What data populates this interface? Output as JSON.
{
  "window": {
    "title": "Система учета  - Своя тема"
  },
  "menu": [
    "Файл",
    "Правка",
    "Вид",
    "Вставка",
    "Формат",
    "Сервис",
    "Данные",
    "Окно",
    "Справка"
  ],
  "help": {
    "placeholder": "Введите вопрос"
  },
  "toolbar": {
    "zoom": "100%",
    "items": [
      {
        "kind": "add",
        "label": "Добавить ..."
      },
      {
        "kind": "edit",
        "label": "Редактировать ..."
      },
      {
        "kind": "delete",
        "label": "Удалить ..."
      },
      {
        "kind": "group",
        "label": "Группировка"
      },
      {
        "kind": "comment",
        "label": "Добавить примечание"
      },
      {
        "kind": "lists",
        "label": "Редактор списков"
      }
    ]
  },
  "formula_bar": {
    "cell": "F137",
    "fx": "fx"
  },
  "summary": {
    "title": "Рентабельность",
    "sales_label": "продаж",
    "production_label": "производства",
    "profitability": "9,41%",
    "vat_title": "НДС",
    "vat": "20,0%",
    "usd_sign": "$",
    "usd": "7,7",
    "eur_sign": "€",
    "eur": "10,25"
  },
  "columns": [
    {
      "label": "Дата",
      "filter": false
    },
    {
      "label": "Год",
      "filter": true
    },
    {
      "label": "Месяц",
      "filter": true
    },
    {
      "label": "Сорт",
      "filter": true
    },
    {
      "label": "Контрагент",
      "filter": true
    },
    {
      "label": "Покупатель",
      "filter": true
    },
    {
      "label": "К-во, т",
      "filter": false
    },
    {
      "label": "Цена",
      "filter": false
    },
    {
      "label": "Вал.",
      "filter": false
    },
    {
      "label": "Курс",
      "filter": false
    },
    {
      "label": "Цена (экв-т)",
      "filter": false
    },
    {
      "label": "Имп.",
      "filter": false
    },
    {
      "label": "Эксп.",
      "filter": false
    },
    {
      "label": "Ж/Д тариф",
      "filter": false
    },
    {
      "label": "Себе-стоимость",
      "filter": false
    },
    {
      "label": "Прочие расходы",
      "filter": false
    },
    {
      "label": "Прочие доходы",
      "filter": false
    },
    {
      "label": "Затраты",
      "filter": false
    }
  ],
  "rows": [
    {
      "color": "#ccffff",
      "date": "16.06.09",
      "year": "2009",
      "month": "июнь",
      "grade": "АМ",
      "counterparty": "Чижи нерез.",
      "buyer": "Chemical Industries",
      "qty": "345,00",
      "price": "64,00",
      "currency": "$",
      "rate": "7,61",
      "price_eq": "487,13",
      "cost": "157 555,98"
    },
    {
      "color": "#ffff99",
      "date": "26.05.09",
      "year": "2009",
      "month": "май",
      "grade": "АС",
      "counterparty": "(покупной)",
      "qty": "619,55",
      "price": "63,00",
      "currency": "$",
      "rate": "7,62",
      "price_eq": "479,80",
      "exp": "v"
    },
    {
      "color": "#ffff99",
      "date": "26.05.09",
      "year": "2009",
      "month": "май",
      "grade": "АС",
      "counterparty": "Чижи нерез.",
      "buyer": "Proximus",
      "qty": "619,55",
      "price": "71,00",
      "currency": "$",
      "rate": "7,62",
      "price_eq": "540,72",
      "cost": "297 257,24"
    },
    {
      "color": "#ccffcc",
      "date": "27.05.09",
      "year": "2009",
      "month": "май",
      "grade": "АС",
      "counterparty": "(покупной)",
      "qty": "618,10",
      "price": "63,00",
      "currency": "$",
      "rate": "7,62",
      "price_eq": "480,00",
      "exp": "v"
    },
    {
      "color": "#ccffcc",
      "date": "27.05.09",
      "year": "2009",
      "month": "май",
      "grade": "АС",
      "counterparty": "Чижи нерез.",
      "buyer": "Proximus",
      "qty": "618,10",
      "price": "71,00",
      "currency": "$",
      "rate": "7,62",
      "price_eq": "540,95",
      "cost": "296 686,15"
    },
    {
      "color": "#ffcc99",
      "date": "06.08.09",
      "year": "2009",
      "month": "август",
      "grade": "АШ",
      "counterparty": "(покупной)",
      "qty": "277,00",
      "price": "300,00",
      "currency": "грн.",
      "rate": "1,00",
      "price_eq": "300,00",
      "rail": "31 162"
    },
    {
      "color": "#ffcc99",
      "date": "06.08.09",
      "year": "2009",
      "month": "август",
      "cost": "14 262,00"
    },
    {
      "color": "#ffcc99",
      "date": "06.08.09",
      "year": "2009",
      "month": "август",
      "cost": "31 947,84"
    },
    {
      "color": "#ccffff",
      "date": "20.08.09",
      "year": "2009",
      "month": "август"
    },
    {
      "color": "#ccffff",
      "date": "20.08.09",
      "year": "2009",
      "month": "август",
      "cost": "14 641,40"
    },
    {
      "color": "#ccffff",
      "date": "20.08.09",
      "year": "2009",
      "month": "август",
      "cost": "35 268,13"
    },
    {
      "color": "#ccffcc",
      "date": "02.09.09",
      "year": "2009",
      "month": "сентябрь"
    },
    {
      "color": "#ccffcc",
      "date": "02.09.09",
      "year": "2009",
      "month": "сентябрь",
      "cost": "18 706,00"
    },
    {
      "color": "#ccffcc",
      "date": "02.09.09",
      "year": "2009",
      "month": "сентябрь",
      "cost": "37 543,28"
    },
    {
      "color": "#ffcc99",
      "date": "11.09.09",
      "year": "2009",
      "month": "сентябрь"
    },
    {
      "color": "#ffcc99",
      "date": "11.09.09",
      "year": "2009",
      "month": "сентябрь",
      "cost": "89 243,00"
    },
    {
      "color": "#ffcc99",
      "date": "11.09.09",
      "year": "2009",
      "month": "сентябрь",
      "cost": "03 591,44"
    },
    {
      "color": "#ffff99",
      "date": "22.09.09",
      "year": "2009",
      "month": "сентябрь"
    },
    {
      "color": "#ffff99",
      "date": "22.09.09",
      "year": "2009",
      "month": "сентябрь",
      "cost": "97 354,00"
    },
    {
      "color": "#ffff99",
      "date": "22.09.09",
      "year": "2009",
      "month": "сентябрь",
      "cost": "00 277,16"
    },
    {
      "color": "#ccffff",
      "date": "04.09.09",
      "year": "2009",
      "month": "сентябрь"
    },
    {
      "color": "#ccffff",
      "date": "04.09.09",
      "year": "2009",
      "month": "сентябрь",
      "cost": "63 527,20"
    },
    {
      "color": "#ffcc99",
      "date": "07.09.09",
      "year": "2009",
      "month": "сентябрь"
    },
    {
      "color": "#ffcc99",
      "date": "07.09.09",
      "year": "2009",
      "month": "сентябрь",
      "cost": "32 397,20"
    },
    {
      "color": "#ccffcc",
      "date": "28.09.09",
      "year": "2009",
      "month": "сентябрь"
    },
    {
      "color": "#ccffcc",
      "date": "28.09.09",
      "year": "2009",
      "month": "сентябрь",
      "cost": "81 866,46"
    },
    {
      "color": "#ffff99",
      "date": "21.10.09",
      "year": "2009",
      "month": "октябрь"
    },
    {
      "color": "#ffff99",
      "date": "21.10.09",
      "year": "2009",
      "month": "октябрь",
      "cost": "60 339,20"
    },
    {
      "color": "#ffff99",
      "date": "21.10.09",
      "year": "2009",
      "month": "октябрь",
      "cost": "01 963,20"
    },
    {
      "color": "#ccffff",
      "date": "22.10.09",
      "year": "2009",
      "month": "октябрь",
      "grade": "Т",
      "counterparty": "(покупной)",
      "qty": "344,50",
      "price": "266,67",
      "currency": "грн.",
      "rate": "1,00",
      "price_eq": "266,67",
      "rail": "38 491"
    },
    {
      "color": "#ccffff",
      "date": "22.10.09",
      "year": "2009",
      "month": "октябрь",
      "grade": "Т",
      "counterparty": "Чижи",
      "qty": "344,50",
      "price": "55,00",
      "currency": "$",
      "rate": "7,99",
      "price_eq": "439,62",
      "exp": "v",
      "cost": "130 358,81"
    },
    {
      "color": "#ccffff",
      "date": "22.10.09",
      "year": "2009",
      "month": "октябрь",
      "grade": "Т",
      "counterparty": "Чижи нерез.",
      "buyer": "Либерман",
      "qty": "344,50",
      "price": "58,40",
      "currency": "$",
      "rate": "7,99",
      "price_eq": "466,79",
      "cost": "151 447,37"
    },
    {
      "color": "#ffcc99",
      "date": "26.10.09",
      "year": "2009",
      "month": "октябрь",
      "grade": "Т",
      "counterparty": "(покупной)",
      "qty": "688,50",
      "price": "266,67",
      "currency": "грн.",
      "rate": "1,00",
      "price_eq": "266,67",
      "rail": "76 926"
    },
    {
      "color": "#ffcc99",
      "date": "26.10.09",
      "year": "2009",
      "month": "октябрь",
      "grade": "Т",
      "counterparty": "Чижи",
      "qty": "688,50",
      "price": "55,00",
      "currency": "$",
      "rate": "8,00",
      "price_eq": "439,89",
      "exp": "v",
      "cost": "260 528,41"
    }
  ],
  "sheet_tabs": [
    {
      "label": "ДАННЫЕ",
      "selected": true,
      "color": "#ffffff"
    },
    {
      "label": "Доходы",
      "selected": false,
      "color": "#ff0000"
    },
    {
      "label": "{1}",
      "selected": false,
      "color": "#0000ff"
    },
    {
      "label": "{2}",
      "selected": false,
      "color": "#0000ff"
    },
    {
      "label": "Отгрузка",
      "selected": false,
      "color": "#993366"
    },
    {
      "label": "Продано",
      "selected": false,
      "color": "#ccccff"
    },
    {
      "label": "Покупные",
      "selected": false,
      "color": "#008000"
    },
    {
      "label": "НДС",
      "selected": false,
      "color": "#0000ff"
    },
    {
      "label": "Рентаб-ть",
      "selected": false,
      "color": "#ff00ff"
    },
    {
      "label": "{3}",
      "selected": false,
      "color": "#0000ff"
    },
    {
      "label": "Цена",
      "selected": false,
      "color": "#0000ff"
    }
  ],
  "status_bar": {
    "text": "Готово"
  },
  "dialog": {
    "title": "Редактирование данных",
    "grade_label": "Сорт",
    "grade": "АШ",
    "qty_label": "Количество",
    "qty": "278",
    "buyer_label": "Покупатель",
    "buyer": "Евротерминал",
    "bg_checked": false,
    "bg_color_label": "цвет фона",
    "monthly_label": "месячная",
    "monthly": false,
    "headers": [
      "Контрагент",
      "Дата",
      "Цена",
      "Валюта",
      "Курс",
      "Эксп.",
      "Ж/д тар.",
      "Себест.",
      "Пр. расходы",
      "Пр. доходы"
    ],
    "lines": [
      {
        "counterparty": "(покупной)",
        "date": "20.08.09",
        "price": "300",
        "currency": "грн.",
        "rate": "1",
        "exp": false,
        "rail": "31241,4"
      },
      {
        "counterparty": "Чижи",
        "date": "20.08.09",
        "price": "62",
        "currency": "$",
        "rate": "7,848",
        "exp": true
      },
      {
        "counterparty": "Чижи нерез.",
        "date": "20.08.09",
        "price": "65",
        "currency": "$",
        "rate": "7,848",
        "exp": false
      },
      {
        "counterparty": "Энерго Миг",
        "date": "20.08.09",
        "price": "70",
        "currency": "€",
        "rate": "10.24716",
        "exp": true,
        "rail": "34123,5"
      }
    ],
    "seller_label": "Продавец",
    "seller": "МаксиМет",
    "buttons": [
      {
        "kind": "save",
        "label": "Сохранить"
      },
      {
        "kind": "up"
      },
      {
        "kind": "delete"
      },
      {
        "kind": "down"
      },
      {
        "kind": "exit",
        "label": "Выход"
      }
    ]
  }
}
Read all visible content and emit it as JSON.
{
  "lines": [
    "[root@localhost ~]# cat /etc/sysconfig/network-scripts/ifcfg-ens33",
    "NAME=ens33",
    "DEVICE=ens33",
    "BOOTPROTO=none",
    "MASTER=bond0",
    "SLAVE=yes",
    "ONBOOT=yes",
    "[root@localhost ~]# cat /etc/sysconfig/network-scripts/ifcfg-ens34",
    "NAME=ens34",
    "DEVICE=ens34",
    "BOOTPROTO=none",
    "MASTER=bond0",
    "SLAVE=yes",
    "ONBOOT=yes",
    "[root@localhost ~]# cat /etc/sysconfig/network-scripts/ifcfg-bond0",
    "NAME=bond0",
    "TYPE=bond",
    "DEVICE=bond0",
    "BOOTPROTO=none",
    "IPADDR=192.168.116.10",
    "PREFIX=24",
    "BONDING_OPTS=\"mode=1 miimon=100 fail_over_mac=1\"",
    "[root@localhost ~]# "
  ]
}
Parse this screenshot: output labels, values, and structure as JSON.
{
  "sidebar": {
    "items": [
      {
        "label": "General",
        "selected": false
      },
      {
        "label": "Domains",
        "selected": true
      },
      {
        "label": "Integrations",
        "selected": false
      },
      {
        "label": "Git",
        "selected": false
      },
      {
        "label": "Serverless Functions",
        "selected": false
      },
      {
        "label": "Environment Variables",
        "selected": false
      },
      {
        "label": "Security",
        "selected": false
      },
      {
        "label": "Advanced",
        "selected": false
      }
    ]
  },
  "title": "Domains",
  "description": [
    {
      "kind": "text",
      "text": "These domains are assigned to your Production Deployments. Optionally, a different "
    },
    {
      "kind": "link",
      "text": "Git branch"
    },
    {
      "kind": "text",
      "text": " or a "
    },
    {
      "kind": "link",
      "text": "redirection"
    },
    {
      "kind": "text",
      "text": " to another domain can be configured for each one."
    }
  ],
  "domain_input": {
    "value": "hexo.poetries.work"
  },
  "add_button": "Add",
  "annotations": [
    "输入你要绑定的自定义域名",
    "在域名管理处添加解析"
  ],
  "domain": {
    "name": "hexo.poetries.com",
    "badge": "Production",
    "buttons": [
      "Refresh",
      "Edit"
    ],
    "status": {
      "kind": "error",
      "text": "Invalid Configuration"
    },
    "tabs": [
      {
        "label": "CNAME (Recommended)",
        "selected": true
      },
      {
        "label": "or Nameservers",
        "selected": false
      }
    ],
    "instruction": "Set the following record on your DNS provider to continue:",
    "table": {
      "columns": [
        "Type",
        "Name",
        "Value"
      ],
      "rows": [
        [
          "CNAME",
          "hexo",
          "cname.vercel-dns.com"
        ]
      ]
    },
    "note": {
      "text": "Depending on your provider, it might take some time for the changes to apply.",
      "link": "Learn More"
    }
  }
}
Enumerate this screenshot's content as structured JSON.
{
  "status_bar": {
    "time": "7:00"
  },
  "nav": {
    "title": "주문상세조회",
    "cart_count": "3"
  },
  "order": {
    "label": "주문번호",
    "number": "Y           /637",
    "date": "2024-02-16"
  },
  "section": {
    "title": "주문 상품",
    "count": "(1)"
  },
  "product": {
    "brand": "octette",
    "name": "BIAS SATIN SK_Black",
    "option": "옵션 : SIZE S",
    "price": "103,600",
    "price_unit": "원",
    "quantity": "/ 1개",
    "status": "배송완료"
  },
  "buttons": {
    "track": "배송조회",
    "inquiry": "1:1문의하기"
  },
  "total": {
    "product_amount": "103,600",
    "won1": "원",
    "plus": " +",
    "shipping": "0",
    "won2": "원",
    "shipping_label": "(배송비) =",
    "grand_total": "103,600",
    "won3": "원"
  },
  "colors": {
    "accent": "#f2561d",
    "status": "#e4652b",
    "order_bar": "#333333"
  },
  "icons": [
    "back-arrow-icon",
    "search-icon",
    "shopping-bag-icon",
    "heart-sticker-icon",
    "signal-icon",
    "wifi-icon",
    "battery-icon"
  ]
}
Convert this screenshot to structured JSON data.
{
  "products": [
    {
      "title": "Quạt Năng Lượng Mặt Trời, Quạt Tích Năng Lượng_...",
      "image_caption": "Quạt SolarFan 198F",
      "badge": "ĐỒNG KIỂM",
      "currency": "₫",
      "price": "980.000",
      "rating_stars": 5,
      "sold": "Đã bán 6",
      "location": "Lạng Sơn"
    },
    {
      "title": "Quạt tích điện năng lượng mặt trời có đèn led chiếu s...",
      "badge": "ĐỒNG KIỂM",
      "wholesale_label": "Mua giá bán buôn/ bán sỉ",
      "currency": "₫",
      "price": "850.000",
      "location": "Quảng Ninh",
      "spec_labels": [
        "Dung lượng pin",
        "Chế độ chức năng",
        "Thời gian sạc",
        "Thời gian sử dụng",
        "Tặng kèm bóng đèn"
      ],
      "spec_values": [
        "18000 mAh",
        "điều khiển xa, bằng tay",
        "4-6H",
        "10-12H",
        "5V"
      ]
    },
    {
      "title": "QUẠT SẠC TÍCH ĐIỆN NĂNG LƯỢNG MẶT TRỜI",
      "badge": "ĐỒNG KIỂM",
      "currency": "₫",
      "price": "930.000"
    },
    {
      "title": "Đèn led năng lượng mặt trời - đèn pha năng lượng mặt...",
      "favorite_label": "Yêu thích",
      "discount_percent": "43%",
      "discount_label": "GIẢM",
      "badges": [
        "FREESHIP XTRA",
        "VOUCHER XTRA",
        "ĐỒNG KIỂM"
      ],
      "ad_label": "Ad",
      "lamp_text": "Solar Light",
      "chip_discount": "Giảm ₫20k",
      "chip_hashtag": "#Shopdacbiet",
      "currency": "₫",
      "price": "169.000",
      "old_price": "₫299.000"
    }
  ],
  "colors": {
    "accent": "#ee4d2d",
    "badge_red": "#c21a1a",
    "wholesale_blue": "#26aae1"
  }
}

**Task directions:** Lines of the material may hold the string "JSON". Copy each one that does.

**Solution to the problem:**
What data populates this interface? Output as JSON.
Read all visible content and emit it as JSON.
Parse this screenshot: output labels, values, and structure as JSON.
Enumerate this screenshot's content as structured JSON.
Convert this screenshot to structured JSON data.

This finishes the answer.